(DESCRIPTION OF THE TASK) Your task is to find every line in the records that holds the string "works" and copy it.

Segment Open

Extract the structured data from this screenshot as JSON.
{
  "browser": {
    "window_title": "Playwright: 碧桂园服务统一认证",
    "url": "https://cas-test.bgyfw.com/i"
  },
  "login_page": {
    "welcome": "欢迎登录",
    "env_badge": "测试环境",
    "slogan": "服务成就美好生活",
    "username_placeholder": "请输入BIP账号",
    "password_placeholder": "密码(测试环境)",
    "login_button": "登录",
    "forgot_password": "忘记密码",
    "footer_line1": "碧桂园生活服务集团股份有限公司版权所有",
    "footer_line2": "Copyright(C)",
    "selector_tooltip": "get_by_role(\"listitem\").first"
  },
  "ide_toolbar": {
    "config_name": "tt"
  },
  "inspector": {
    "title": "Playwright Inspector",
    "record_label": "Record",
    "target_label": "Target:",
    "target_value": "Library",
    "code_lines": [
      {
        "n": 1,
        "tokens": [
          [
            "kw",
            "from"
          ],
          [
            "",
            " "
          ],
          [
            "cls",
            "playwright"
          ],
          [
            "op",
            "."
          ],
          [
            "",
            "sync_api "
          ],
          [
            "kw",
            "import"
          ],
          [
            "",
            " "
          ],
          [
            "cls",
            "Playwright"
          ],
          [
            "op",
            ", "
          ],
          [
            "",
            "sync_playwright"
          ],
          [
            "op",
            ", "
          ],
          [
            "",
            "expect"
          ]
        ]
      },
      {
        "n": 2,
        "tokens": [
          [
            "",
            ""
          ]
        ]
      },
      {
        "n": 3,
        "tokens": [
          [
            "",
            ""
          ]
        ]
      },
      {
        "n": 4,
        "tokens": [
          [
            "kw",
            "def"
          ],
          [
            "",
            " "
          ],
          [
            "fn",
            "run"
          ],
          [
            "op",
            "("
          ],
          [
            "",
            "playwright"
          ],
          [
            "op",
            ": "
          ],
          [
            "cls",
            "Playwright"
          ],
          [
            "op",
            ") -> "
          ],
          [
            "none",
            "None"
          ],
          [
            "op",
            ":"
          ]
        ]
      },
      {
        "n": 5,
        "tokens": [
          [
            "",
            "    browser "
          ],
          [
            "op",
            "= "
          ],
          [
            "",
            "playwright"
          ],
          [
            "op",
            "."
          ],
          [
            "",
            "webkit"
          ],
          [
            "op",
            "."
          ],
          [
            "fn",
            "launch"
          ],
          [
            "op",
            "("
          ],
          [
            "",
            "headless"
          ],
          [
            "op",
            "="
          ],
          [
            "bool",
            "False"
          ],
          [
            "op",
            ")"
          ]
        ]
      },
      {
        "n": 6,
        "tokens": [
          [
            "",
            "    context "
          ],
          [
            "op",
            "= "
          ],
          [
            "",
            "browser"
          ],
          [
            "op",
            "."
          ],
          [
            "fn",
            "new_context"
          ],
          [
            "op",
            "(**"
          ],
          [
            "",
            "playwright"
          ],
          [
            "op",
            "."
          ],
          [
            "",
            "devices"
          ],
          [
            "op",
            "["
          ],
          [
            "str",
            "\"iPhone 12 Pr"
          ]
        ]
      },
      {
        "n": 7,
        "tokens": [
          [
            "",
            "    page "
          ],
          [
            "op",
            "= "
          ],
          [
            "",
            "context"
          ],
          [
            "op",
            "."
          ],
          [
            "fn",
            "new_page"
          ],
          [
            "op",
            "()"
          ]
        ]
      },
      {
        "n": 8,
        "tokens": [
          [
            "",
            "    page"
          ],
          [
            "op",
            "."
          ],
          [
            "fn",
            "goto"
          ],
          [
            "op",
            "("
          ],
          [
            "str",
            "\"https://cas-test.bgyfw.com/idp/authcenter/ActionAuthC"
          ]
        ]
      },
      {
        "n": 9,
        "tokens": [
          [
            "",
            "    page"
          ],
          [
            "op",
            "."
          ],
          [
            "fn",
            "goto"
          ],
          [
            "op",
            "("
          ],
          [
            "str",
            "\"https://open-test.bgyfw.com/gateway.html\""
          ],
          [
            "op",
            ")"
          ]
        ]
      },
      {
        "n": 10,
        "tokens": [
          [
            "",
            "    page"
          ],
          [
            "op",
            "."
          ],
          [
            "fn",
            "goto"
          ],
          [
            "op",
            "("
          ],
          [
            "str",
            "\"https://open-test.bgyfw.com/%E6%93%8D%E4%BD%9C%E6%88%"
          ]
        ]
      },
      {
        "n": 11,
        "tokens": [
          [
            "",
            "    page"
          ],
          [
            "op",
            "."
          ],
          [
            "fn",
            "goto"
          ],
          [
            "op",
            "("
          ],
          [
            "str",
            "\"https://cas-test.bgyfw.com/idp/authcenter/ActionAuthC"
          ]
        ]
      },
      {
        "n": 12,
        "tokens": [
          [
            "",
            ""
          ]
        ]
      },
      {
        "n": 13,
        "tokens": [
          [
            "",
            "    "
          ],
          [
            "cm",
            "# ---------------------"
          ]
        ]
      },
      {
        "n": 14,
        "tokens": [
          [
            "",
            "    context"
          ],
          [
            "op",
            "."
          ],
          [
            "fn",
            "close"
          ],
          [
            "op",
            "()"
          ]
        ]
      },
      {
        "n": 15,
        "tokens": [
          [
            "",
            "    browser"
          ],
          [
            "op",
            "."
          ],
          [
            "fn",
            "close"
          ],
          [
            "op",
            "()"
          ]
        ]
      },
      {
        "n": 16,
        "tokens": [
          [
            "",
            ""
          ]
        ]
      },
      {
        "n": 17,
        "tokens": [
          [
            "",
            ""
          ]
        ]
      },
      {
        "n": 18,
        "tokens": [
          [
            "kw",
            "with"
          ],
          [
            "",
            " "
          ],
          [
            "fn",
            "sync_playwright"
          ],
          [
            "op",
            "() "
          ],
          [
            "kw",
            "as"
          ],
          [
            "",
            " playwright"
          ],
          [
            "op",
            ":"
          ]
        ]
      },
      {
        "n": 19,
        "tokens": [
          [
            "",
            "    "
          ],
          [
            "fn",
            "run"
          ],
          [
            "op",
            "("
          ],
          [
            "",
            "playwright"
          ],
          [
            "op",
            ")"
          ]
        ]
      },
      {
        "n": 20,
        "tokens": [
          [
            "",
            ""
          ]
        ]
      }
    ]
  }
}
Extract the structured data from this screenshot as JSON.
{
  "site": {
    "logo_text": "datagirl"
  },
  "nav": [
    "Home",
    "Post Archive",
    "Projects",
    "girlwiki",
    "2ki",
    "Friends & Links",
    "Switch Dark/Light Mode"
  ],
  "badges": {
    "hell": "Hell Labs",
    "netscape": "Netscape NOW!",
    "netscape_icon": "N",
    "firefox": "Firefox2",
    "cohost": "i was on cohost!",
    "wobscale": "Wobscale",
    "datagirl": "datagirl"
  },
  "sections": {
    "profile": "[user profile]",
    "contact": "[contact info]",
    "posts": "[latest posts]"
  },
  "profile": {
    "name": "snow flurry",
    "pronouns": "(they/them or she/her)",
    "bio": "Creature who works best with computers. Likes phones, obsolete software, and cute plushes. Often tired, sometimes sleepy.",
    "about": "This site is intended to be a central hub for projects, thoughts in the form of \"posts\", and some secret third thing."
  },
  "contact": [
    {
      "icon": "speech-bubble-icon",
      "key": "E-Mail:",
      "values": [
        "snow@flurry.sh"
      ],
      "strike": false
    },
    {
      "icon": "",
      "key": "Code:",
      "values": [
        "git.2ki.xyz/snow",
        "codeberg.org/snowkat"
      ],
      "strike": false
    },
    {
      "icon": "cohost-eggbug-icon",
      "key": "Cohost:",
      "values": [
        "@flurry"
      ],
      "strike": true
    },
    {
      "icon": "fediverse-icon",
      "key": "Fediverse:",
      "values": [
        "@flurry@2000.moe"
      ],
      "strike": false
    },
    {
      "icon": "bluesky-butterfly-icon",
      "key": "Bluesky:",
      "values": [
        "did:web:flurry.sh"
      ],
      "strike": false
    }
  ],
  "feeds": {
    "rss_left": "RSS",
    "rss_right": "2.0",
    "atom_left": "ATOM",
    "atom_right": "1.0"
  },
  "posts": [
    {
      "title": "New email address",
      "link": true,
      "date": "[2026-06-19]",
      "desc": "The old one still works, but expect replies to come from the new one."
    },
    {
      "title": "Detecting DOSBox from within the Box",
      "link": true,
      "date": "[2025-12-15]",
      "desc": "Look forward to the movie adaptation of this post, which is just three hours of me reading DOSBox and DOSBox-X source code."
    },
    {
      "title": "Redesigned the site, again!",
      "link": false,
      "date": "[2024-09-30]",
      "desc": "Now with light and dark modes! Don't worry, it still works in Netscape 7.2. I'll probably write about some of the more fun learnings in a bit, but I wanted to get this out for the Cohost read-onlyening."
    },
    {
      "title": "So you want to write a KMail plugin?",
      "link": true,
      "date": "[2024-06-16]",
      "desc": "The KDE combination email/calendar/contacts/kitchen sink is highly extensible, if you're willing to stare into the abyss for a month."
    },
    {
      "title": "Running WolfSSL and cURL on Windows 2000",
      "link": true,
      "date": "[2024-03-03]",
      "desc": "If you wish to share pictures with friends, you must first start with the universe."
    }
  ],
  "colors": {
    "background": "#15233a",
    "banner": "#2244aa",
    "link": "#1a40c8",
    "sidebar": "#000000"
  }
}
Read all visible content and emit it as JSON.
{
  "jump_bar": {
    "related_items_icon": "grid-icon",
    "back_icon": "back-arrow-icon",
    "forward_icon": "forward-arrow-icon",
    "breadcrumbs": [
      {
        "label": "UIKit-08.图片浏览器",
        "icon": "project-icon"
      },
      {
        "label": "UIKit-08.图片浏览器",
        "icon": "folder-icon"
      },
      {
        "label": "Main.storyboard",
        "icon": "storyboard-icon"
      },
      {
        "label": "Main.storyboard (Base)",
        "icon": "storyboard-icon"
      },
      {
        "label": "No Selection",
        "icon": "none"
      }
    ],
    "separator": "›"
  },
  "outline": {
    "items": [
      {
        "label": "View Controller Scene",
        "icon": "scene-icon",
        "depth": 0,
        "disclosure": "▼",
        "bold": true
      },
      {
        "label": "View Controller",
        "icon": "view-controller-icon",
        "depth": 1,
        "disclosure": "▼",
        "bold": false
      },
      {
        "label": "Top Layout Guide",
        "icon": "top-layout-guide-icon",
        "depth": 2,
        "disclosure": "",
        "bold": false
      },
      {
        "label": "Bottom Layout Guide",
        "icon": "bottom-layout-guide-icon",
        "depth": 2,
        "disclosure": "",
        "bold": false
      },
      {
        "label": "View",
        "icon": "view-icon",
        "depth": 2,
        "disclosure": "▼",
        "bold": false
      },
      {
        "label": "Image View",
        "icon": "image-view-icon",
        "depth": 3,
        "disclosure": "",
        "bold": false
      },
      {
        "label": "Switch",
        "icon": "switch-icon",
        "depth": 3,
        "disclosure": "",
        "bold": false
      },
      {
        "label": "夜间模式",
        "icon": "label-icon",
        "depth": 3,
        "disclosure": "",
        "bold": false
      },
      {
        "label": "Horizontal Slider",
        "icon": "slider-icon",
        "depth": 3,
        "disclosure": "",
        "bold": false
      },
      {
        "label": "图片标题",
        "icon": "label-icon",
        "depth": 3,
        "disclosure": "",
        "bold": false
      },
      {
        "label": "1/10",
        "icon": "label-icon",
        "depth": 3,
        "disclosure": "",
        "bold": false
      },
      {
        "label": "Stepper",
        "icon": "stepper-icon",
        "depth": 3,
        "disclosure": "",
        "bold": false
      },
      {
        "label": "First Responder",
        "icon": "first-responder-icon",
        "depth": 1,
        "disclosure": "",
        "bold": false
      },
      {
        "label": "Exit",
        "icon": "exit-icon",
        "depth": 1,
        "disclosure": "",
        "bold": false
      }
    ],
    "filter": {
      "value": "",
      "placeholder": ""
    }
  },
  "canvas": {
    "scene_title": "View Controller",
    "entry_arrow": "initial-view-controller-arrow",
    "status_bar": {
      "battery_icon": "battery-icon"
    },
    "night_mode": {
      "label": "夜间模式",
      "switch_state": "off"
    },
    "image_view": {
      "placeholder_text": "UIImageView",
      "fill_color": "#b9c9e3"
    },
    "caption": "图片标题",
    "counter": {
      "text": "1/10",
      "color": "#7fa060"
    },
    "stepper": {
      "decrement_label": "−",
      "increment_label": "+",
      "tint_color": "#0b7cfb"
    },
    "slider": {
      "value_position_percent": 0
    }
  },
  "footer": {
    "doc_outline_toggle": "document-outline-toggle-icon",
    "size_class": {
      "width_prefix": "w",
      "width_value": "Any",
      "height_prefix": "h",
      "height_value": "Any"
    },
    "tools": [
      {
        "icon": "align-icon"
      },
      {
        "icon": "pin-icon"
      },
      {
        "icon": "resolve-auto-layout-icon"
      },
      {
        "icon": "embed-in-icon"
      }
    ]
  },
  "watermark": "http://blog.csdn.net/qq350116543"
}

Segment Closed

(ANSWER)
    "bio": "Creature who works best with computers. Likes phones, obsolete software, and cute plushes. Often tired, sometimes sleepy.",
      "desc": "The old one still works, but expect replies to come from the new one."
      "desc": "Now with light and dark modes! Don't worry, it still works in Netscape 7.2. I'll probably write about some of the more fun learnings in a bit, but I wanted to get this out for the Cohost read-onlyening."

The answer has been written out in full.